The loan-term formula indemnifies the buyer for future losses over the entire life of the loan. The likelihood the buyer will refinance or resell before the loan term expires calls into consideration the ownership-term formula.


Ownership-term formula


The alternative ownership-term formula of accounting requires a determination of how long the buyer intends to retain ownership of the property subject to the high interest rate loan. Does the buyer intend to retain the property or the fixed-rate financing for a short-, medium- or long-term period?

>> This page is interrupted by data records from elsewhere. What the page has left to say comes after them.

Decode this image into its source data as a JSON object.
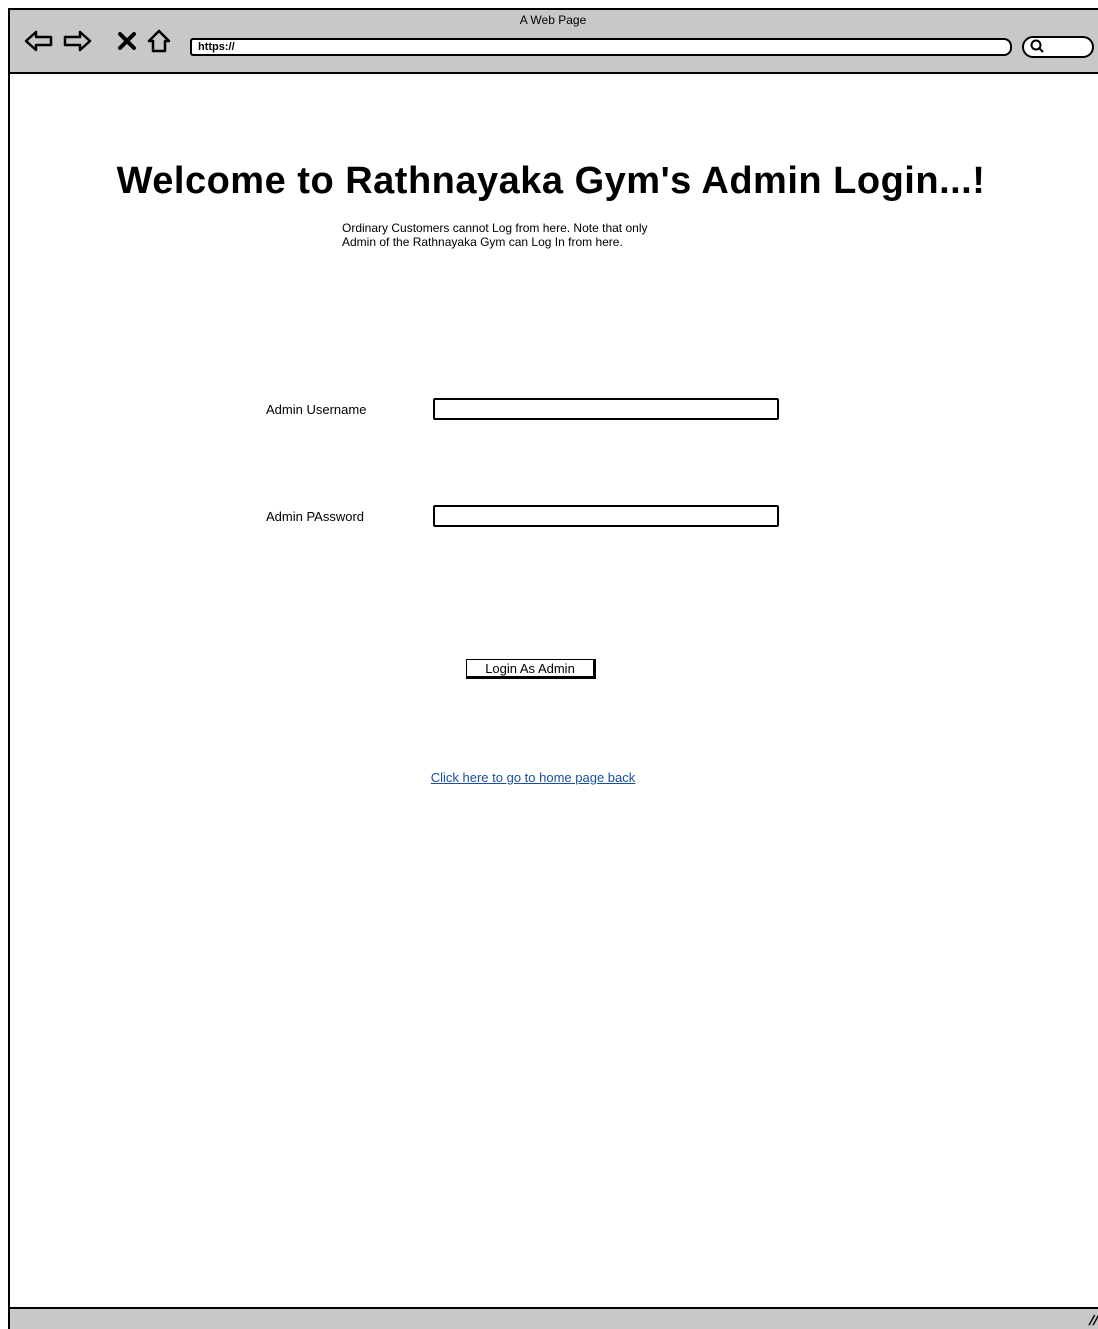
{
  "window": {
    "title": "A Web Page"
  },
  "browser": {
    "url": "https://",
    "icons": [
      "back-arrow-icon",
      "forward-arrow-icon",
      "close-icon",
      "home-icon",
      "search-icon"
    ]
  },
  "page": {
    "heading": "Welcome to Rathnayaka Gym's Admin Login...!",
    "note_line1": "Ordinary Customers cannot Log from here. Note that only",
    "note_line2": "Admin of the Rathnayaka Gym can Log In from here.",
    "username_label": "Admin Username",
    "username_value": "",
    "password_label": "Admin PAssword",
    "password_value": "",
    "login_button": "Login As Admin",
    "home_link": "Click here to go to home page back"
  },
  "colors": {
    "chrome": "#c8c8c8",
    "link": "#1a4fa0"
  }
}
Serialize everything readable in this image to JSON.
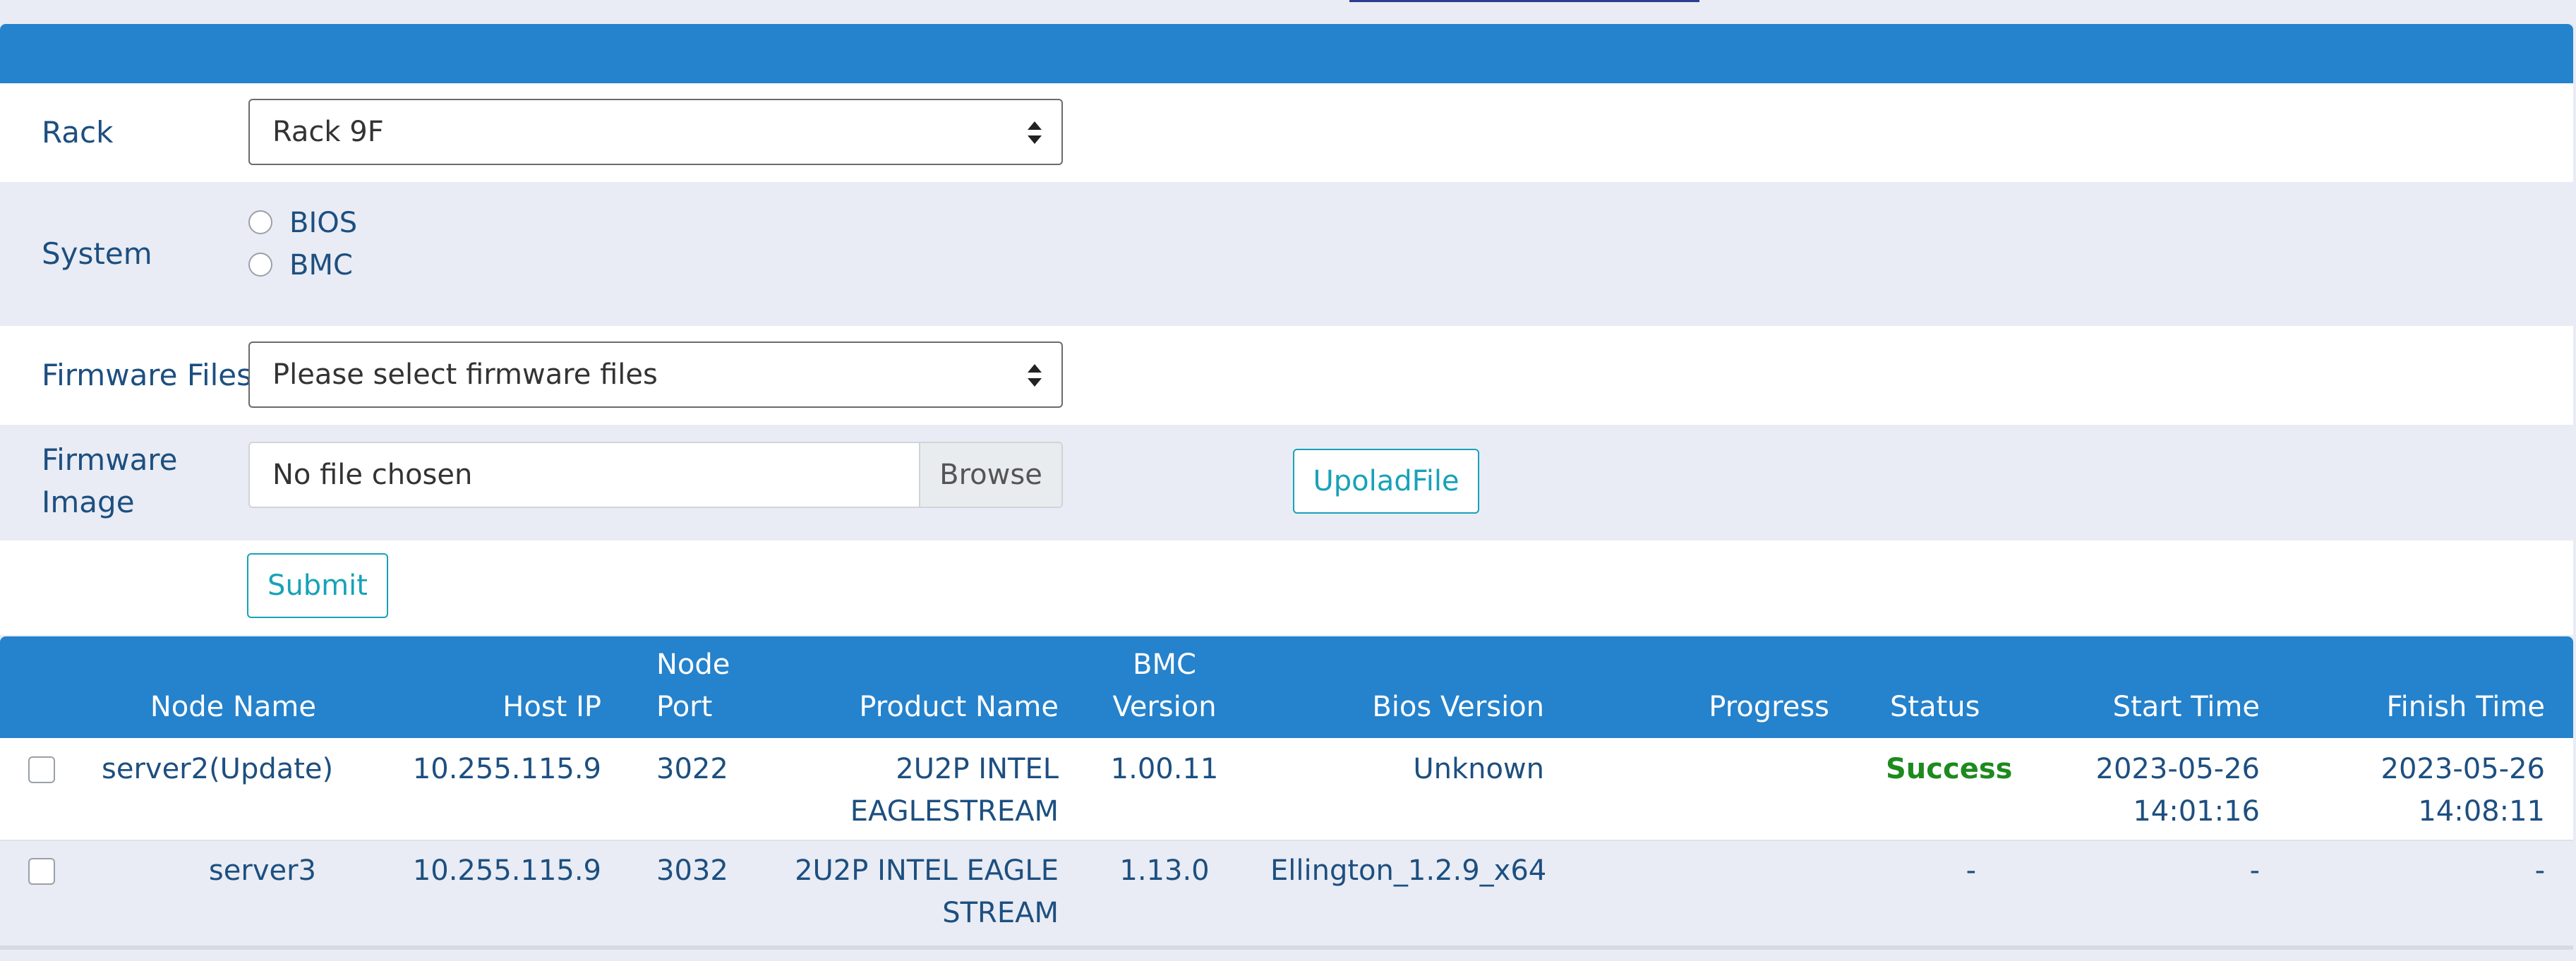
{
  "form": {
    "rack": {
      "label": "Rack",
      "selected": "Rack 9F"
    },
    "system": {
      "label": "System",
      "options": [
        "BIOS",
        "BMC"
      ]
    },
    "firmware_files": {
      "label": "Firmware Files",
      "selected": "Please select firmware files"
    },
    "firmware_image": {
      "label_line1": "Firmware",
      "label_line2": "Image",
      "file_text": "No file chosen",
      "browse_label": "Browse",
      "upload_label": "UpoladFile"
    },
    "submit_label": "Submit"
  },
  "table": {
    "headers": {
      "node_name": "Node Name",
      "host_ip": "Host IP",
      "node_port_1": "Node",
      "node_port_2": "Port",
      "product_name": "Product Name",
      "bmc_version_1": "BMC",
      "bmc_version_2": "Version",
      "bios_version": "Bios Version",
      "progress": "Progress",
      "status": "Status",
      "start_time": "Start Time",
      "finish_time": "Finish Time"
    },
    "rows": [
      {
        "node_name": "server2(Update)",
        "host_ip": "10.255.115.9",
        "node_port": "3022",
        "product_name_1": "2U2P INTEL",
        "product_name_2": "EAGLESTREAM",
        "bmc_version": "1.00.11",
        "bios_version": "Unknown",
        "progress": "",
        "status": "Success",
        "start_time_1": "2023-05-26",
        "start_time_2": "14:01:16",
        "finish_time_1": "2023-05-26",
        "finish_time_2": "14:08:11"
      },
      {
        "node_name": "server3",
        "host_ip": "10.255.115.9",
        "node_port": "3032",
        "product_name_1": "2U2P INTEL EAGLE",
        "product_name_2": "STREAM",
        "bmc_version": "1.13.0",
        "bios_version": "Ellington_1.2.9_x64",
        "progress": "-",
        "status": "",
        "start_time_1": "-",
        "start_time_2": "",
        "finish_time_1": "-",
        "finish_time_2": ""
      }
    ]
  },
  "colors": {
    "header_blue": "#2582cc",
    "label_text": "#1d4f80",
    "success_green": "#1e8a1e",
    "outline_button": "#17a2b8"
  }
}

The ownership period during which the seller will pay an increased interest rate under the ownership-term formula runs until the date it is anticipated the buyer will resell or refinance the property. Thus, the buyer is not awarded a windfall if the interest rate in the mortgage market drops and the buyer refinances or he resells the property, putting an end to his payment of the higher interest rate. In this instance, the ownership-term formula is more equitable and economically prudent than the loan-term formula.


To establish the buyer’s probable ownership period before a refinance or resale would likely occur, consider:


·     whether the property is the buyer’s principal residence, business or investment property;


·     the cyclical nature of the rise and fall of interest rates on ten-year treasury notes;


·     the buyer’s prior ownership history;


·     the ratio of the monthly payments to the buyer’s income; and


·     the buyer’s employment history.


A persistent high level of interest on fixed-rate mortgages eventually translates economically into lower property values. This reciprocal movement between rates and values is due to the sympathetic and concurrent rise in capitalization rates used by real estate investors when interest rates rise. Thus, a court award of the present worth of the increase in interest payments during a buyer’s ownership functions in all respects as a discount on the price the buyer and seller agreed to in the purchase agreement.


These same financial and economic arguments apply to lower pricing when a buyer makes a decision about financing a property acquisition during a period of high interest rates on long-term mortgage financing.